Following the latest updates in healthcare IT we came across a very interesting, though common, case. One of our customers is a healthcare application software provider. They have software installed on hundreds of thousands of desktops deployed within a number of large hospitals across the USA. With this scale of installed base, they have been rethinking the process behind rolling out new software releases to customers.
It turns out that the average cost of upgrading software within a typical hospital extends into the tens of thousands of dollars per hospital, per release.
Put into context, the rollout cost of just a few point releases within a hospital over a couple of years is of the same order of magnitude as acquiring, for example, a diagnostic scanner. In an era of shrinking budgets, it’s obvious in which direction a hospital will choose to spend its money.
From a customer satisfaction standpoint, the majority of hospitals are often using old software releases and regularly complain about missing functionality which, ironically, is usually present in the latest release. Our customer’s software support costs have escalated as a matter of fact that they must support an increasing set of legacy releases stretching back years.
How did this situation come about and how has it been resolved using Cloudhouse?
Healthcare software in general demands a high degree of integration between various software products from multiple vendors and physical devices, all interoperating on a Windows desktop. All these components have dependencies on platform release levels (browsers, libraries, .NET, Java runtimes as well as operating system releases, and so on).
Putting to one side the time and cost of pushing out and installing new software on each desktop, it’s the cost of managing and resolving incompatibilities between all of the interoperating software and device components that presents the major headache every time any component changes its release level.
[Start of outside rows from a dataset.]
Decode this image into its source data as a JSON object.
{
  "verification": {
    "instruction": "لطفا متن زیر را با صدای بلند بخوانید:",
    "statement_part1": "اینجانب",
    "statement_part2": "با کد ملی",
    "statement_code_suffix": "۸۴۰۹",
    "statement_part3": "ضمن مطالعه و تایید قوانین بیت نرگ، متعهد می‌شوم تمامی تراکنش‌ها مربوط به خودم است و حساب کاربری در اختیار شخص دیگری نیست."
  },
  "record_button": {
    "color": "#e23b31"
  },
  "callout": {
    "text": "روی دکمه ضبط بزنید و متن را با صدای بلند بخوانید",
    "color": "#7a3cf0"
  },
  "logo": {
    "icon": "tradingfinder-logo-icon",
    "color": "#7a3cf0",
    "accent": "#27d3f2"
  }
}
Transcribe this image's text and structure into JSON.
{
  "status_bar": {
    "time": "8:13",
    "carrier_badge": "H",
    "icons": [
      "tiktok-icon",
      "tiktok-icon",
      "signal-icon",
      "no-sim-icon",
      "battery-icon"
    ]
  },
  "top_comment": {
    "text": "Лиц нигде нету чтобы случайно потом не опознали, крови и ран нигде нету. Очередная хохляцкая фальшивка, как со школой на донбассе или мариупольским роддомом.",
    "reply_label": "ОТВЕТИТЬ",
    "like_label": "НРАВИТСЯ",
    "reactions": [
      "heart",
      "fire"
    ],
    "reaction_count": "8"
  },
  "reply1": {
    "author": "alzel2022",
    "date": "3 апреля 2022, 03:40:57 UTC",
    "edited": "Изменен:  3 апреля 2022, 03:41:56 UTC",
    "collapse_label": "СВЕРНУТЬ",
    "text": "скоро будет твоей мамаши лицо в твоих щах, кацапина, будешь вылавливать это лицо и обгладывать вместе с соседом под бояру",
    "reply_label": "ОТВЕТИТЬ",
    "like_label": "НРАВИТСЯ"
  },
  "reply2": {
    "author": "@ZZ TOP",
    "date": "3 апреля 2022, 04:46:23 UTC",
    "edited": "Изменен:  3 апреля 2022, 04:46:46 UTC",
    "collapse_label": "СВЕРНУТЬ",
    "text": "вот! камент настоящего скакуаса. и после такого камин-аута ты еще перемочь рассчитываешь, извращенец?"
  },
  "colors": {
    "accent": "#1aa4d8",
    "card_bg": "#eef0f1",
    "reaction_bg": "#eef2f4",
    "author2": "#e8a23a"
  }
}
So when our customer pushes out a new release, interoperability testing and rollout costs extend into months of elapsed time.
The classic solution in this scenario is application virtualization. This technology was invented to eliminate conflict by isolating application software components from underlying platform dependencies as well as from other software components. However, for our customer, the last part of this statement rendered traditional application virtualization unworkable in practice, precisely because it does such a thorough job of software isolation.
So whilst integration with commonly deployed software such as Microsoft Office comes pre-implemented in all app virtualization products, support for domain-specific solutions (by necessity) is not and interoperability is very hard to achieve as a result. Given the nature of healthcare software, integration is a key requirement.
As our customer found, if they went ahead using traditional app virtualization they would need to load everyone’s software bits into the virtualization “bubble”, including products supplied by 3rd parties, in order to preserve interoperability. They spent a year investigating this approach and concluded that it was non-starter.
Cloudhouse brought a new approach to the table. Our revolutionary and patented approach to resolve this issue is “Open Containerization” which, simply put, preserves all the benefits of traditional approaches without any of the limitations around integration and interoperability.
- Reliable deployment – Our “Open Container” includes all of the required components to ensure that the application will “just run” in a self-contained manner;
- Open integration – Cloudhouse allows all existing integrations to work as though the applications were locally installed ensuring that different browser releases can happily coexist on the same system. Furthermore, the customer application is now fully portable across all Windows releases;
- Zero touch deployment – A branded app store allows users to click and download their applications - which then just run. There is zero installation involved and our customer can control entitlement, application persistence, desktop shortcuts and so on;
- On-going remote management – Our customer can centrally control the software upgrade process which, from the hospital user’s standpoint, happens silently. Furthermore, our customer can control the implementation of test and production application instances and the migration between these instances centrally with minimal effort;
- Enhanced security – Our customer’s application is implemented as a web app and runs within a locked down browser which therefore acts like an extension of our customer’s application and is secured and isolated from any external threat.
As a result, our solution has transformed how our customer’s web application can be deployed within a complex, highly-integrated, multi-vendor environment with significant commercial benefits delivered to both our customer and their hospital users alike.
Application upgrade and on-going management costs and timescales are slashed and our customer can release software with a more frequent cadence to deliver regular functional enhancements to users.
Posted by Nick HarmerTags: IndustryPerspective